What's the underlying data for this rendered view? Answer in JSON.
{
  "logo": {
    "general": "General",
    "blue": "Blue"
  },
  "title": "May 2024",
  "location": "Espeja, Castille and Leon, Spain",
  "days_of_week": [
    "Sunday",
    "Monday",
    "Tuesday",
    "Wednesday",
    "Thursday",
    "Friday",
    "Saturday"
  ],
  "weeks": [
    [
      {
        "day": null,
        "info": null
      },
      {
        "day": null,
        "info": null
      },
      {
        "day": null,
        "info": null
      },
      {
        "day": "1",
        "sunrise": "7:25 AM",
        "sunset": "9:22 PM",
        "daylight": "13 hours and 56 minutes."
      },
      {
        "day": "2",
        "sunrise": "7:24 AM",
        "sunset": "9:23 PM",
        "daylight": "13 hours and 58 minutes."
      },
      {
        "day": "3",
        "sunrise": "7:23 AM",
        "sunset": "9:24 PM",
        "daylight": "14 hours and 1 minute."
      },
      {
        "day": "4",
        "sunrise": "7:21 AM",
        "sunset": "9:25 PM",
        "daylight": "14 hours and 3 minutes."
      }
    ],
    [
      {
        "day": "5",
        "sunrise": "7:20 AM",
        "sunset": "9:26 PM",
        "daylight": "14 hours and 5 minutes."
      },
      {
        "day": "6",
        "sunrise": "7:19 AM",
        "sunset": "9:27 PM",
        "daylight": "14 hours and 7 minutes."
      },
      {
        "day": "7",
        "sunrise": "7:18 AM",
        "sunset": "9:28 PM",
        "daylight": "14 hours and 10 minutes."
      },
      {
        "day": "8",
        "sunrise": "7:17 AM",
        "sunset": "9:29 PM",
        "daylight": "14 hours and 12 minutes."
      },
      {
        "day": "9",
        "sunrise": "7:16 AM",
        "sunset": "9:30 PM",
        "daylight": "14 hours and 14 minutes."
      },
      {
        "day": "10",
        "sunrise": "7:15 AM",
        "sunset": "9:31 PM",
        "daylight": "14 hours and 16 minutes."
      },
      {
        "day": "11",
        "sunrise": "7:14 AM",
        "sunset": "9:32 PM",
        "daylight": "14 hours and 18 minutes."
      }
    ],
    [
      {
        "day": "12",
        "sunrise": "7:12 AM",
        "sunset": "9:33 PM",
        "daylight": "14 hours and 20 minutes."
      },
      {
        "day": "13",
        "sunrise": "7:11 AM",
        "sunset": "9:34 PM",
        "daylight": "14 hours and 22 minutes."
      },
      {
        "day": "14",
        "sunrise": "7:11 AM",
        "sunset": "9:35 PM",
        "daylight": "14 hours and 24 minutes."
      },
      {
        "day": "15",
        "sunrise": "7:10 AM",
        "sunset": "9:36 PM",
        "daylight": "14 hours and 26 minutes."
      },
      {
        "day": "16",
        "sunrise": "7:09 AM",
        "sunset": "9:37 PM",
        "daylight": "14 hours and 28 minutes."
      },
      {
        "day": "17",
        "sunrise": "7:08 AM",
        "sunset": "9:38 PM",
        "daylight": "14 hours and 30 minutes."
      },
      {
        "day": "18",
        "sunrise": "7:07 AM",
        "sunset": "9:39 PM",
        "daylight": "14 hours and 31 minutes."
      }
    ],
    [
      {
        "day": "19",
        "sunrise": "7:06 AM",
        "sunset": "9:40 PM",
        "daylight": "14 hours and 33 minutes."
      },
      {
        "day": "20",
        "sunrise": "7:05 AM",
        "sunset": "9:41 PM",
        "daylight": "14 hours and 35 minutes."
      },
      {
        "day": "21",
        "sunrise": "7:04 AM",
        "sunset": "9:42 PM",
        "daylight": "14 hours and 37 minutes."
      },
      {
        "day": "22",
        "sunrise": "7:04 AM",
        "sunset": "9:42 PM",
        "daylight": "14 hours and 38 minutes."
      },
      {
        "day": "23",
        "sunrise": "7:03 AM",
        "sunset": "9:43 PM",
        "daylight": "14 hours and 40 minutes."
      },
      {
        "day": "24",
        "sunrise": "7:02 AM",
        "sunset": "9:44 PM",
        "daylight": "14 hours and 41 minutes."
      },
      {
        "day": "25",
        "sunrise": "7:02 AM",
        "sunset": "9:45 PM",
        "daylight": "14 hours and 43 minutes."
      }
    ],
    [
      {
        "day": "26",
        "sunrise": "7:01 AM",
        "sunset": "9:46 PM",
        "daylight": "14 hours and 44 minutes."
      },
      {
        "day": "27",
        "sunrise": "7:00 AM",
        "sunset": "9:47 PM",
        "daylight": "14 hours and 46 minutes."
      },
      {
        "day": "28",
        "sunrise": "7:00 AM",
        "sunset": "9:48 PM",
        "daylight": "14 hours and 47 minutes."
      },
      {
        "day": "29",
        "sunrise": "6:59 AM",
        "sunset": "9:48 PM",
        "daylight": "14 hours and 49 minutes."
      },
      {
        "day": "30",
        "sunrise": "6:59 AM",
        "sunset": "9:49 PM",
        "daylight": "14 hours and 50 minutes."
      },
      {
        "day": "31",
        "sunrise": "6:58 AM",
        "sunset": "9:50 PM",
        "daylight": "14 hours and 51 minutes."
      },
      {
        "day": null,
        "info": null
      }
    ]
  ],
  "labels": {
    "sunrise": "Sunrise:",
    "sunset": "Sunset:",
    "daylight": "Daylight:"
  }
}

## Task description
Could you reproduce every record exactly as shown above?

## Answer to this task
What's the underlying data for this rendered view? Answer in JSON.
{
  "logo": {
    "general": "General",
    "blue": "Blue"
  },
  "title": "May 2024",
  "location": "Espeja, Castille and Leon, Spain",
  "days_of_week": [
    "Sunday",
    "Monday",
    "Tuesday",
    "Wednesday",
    "Thursday",
    "Friday",
    "Saturday"
  ],
  "weeks": [
    [
      {
        "day": null,
        "info": null
      },
      {
        "day": null,
        "info": null
      },
      {
        "day": null,
        "info": null
      },
      {
        "day": "1",
        "sunrise": "7:25 AM",
        "sunset": "9:22 PM",
        "daylight": "13 hours and 56 minutes."
      },
      {
        "day": "2",
        "sunrise": "7:24 AM",
        "sunset": "9:23 PM",
        "daylight": "13 hours and 58 minutes."
      },
      {
        "day": "3",
        "sunrise": "7:23 AM",
        "sunset": "9:24 PM",
        "daylight": "14 hours and 1 minute."
      },
      {
        "day": "4",
        "sunrise": "7:21 AM",
        "sunset": "9:25 PM",
        "daylight": "14 hours and 3 minutes."
      }
    ],
    [
      {
        "day": "5",
        "sunrise": "7:20 AM",
        "sunset": "9:26 PM",
        "daylight": "14 hours and 5 minutes."
      },
      {
        "day": "6",
        "sunrise": "7:19 AM",
        "sunset": "9:27 PM",
        "daylight": "14 hours and 7 minutes."
      },
      {
        "day": "7",
        "sunrise": "7:18 AM",
        "sunset": "9:28 PM",
        "daylight": "14 hours and 10 minutes."
      },
      {
        "day": "8",
        "sunrise": "7:17 AM",
        "sunset": "9:29 PM",
        "daylight": "14 hours and 12 minutes."
      },
      {
        "day": "9",
        "sunrise": "7:16 AM",
        "sunset": "9:30 PM",
        "daylight": "14 hours and 14 minutes."
      },
      {
        "day": "10",
        "sunrise": "7:15 AM",
        "sunset": "9:31 PM",
        "daylight": "14 hours and 16 minutes."
      },
      {
        "day": "11",
        "sunrise": "7:14 AM",
        "sunset": "9:32 PM",
        "daylight": "14 hours and 18 minutes."
      }
    ],
    [
      {
        "day": "12",
        "sunrise": "7:12 AM",
        "sunset": "9:33 PM",
        "daylight": "14 hours and 20 minutes."
      },
      {
        "day": "13",
        "sunrise": "7:11 AM",
        "sunset": "9:34 PM",
        "daylight": "14 hours and 22 minutes."
      },
      {
        "day": "14",
        "sunrise": "7:11 AM",
        "sunset": "9:35 PM",
        "daylight": "14 hours and 24 minutes."
      },
      {
        "day": "15",
        "sunrise": "7:10 AM",
        "sunset": "9:36 PM",
        "daylight": "14 hours and 26 minutes."
      },
      {
        "day": "16",
        "sunrise": "7:09 AM",
        "sunset": "9:37 PM",
        "daylight": "14 hours and 28 minutes."
      },
      {
        "day": "17",
        "sunrise": "7:08 AM",
        "sunset": "9:38 PM",
        "daylight": "14 hours and 30 minutes."
      },
      {
        "day": "18",
        "sunrise": "7:07 AM",
        "sunset": "9:39 PM",
        "daylight": "14 hours and 31 minutes."
      }
    ],
    [
      {
        "day": "19",
        "sunrise": "7:06 AM",
        "sunset": "9:40 PM",
        "daylight": "14 hours and 33 minutes."
      },
      {
        "day": "20",
        "sunrise": "7:05 AM",
        "sunset": "9:41 PM",
        "daylight": "14 hours and 35 minutes."
      },
      {
        "day": "21",
        "sunrise": "7:04 AM",
        "sunset": "9:42 PM",
        "daylight": "14 hours and 37 minutes."
      },
      {
        "day": "22",
        "sunrise": "7:04 AM",
        "sunset": "9:42 PM",
        "daylight": "14 hours and 38 minutes."
      },
      {
        "day": "23",
        "sunrise": "7:03 AM",
        "sunset": "9:43 PM",
        "daylight": "14 hours and 40 minutes."
      },
      {
        "day": "24",
        "sunrise": "7:02 AM",
        "sunset": "9:44 PM",
        "daylight": "14 hours and 41 minutes."
      },
      {
        "day": "25",
        "sunrise": "7:02 AM",
        "sunset": "9:45 PM",
        "daylight": "14 hours and 43 minutes."
      }
    ],
    [
      {
        "day": "26",
        "sunrise": "7:01 AM",
        "sunset": "9:46 PM",
        "daylight": "14 hours and 44 minutes."
      },
      {
        "day": "27",
        "sunrise": "7:00 AM",
        "sunset": "9:47 PM",
        "daylight": "14 hours and 46 minutes."
      },
      {
        "day": "28",
        "sunrise": "7:00 AM",
        "sunset": "9:48 PM",
        "daylight": "14 hours and 47 minutes."
      },
      {
        "day": "29",
        "sunrise": "6:59 AM",
        "sunset": "9:48 PM",
        "daylight": "14 hours and 49 minutes."
      },
      {
        "day": "30",
        "sunrise": "6:59 AM",
        "sunset": "9:49 PM",
        "daylight": "14 hours and 50 minutes."
      },
      {
        "day": "31",
        "sunrise": "6:58 AM",
        "sunset": "9:50 PM",
        "daylight": "14 hours and 51 minutes."
      },
      {
        "day": null,
        "info": null
      }
    ]
  ],
  "labels": {
    "sunrise": "Sunrise:",
    "sunset": "Sunset:",
    "daylight": "Daylight:"
  }
}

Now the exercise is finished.